“I feel bad that there are schools with no libraries with no books, and we have so much in the United States,” she said. “Even children living in poverty in this country have more than the children in Africa.  I want to make a difference.”

Guest speakers who had lived in Africa talked to the girls about living conditions in Africa.  Their presentations, “opened the girls’ eyes about the world outside Wisconsin.”

Boy with book1

Changing lives book by book is the African Library Project’s tagline.  But do you ever wonder exactly how ALP libraries change lives? 

What follows is a thank you letter from the teacher-librarian at Middlepits Primary School in Middlepits, Botswana in which she explains the impact of the ALP library at her school. 

We still need Book Drive Organizers to help create libraries in Botswana. You can help change lives there by signing up today for a book drive.

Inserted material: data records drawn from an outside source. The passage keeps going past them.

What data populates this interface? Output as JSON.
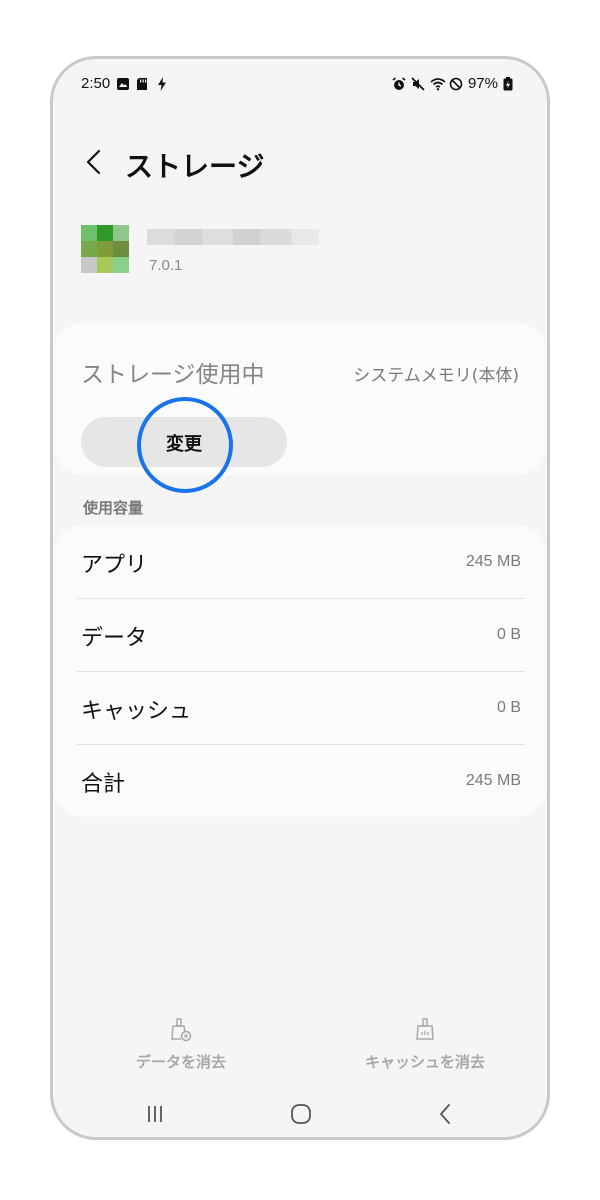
{
  "status_bar": {
    "time": "2:50",
    "battery": "97%",
    "left_icons": [
      "gallery-icon",
      "sd-card-icon",
      "charging-bolt-icon"
    ],
    "right_icons": [
      "alarm-icon",
      "mute-icon",
      "wifi-icon",
      "do-not-disturb-icon",
      "battery-icon"
    ]
  },
  "header": {
    "title": "ストレージ",
    "back_icon": "chevron-left-icon"
  },
  "app": {
    "version": "7.0.1",
    "icon": "app-icon"
  },
  "storage": {
    "label": "ストレージ使用中",
    "value": "システムメモリ(本体)",
    "change_button": "変更"
  },
  "usage": {
    "section_label": "使用容量",
    "rows": [
      {
        "label": "アプリ",
        "value": "245 MB"
      },
      {
        "label": "データ",
        "value": "0 B"
      },
      {
        "label": "キャッシュ",
        "value": "0 B"
      },
      {
        "label": "合計",
        "value": "245 MB"
      }
    ]
  },
  "actions": {
    "clear_data": {
      "label": "データを消去",
      "icon": "clear-data-icon"
    },
    "clear_cache": {
      "label": "キャッシュを消去",
      "icon": "clear-cache-icon"
    }
  },
  "nav": {
    "recents_icon": "recents-icon",
    "home_icon": "home-icon",
    "back_icon": "back-icon"
  },
  "colors": {
    "highlight": "#1a73e8",
    "background": "#f5f5f5",
    "card": "#fbfbfb"
  }
}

 The thank you letter tells the story.

 

Dear ALP,

Our school has been struggling in the past years and producing extremely below average grades. Shortage of learning resources, such as books, was then identified as one of the major causes of such a painful experience.  Since the birth of our school in 1987, achieving quality performance has been an uphill challenge, which is clearly indicated by the school performance in the Primary School Leaving Examination results.